___ DATASET CONTENT
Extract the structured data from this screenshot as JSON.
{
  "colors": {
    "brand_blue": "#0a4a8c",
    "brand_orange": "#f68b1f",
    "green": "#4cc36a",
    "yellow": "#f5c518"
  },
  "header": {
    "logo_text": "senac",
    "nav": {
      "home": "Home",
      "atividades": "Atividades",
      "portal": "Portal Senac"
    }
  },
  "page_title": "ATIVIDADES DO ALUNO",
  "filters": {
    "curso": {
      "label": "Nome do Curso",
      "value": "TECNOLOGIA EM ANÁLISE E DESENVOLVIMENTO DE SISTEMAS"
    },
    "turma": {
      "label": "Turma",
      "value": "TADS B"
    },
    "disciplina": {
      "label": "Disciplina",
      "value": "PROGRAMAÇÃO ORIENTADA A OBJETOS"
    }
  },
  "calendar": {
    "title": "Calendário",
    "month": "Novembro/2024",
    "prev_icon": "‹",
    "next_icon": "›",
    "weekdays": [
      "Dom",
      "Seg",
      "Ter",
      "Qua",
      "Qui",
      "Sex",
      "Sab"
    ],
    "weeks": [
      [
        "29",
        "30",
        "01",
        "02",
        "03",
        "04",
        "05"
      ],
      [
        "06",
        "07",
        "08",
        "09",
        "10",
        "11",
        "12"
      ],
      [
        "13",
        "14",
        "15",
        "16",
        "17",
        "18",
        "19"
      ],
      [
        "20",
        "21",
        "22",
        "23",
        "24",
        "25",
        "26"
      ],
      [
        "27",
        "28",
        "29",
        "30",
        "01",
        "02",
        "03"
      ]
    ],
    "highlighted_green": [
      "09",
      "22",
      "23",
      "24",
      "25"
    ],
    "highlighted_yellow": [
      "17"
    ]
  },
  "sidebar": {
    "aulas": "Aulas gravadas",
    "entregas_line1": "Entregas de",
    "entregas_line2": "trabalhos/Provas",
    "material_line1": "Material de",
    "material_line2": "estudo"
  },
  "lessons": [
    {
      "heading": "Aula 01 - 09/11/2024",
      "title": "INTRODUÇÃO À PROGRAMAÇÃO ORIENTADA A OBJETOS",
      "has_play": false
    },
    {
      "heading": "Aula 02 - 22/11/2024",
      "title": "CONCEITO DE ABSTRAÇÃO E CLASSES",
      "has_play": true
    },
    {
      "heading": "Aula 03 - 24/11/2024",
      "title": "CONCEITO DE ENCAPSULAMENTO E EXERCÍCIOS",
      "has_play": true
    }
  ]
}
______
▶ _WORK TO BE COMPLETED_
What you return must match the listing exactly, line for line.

▶ _FINISHED TASK_
Extract the structured data from this screenshot as JSON.
{
  "colors": {
    "brand_blue": "#0a4a8c",
    "brand_orange": "#f68b1f",
    "green": "#4cc36a",
    "yellow": "#f5c518"
  },
  "header": {
    "logo_text": "senac",
    "nav": {
      "home": "Home",
      "atividades": "Atividades",
      "portal": "Portal Senac"
    }
  },
  "page_title": "ATIVIDADES DO ALUNO",
  "filters": {
    "curso": {
      "label": "Nome do Curso",
      "value": "TECNOLOGIA EM ANÁLISE E DESENVOLVIMENTO DE SISTEMAS"
    },
    "turma": {
      "label": "Turma",
      "value": "TADS B"
    },
    "disciplina": {
      "label": "Disciplina",
      "value": "PROGRAMAÇÃO ORIENTADA A OBJETOS"
    }
  },
  "calendar": {
    "title": "Calendário",
    "month": "Novembro/2024",
    "prev_icon": "‹",
    "next_icon": "›",
    "weekdays": [
      "Dom",
      "Seg",
      "Ter",
      "Qua",
      "Qui",
      "Sex",
      "Sab"
    ],
    "weeks": [
      [
        "29",
        "30",
        "01",
        "02",
        "03",
        "04",
        "05"
      ],
      [
        "06",
        "07",
        "08",
        "09",
        "10",
        "11",
        "12"
      ],
      [
        "13",
        "14",
        "15",
        "16",
        "17",
        "18",
        "19"
      ],
      [
        "20",
        "21",
        "22",
        "23",
        "24",
        "25",
        "26"
      ],
      [
        "27",
        "28",
        "29",
        "30",
        "01",
        "02",
        "03"
      ]
    ],
    "highlighted_green": [
      "09",
      "22",
      "23",
      "24",
      "25"
    ],
    "highlighted_yellow": [
      "17"
    ]
  },
  "sidebar": {
    "aulas": "Aulas gravadas",
    "entregas_line1": "Entregas de",
    "entregas_line2": "trabalhos/Provas",
    "material_line1": "Material de",
    "material_line2": "estudo"
  },
  "lessons": [
    {
      "heading": "Aula 01 - 09/11/2024",
      "title": "INTRODUÇÃO À PROGRAMAÇÃO ORIENTADA A OBJETOS",
      "has_play": false
    },
    {
      "heading": "Aula 02 - 22/11/2024",
      "title": "CONCEITO DE ABSTRAÇÃO E CLASSES",
      "has_play": true
    },
    {
      "heading": "Aula 03 - 24/11/2024",
      "title": "CONCEITO DE ENCAPSULAMENTO E EXERCÍCIOS",
      "has_play": true
    }
  ]
}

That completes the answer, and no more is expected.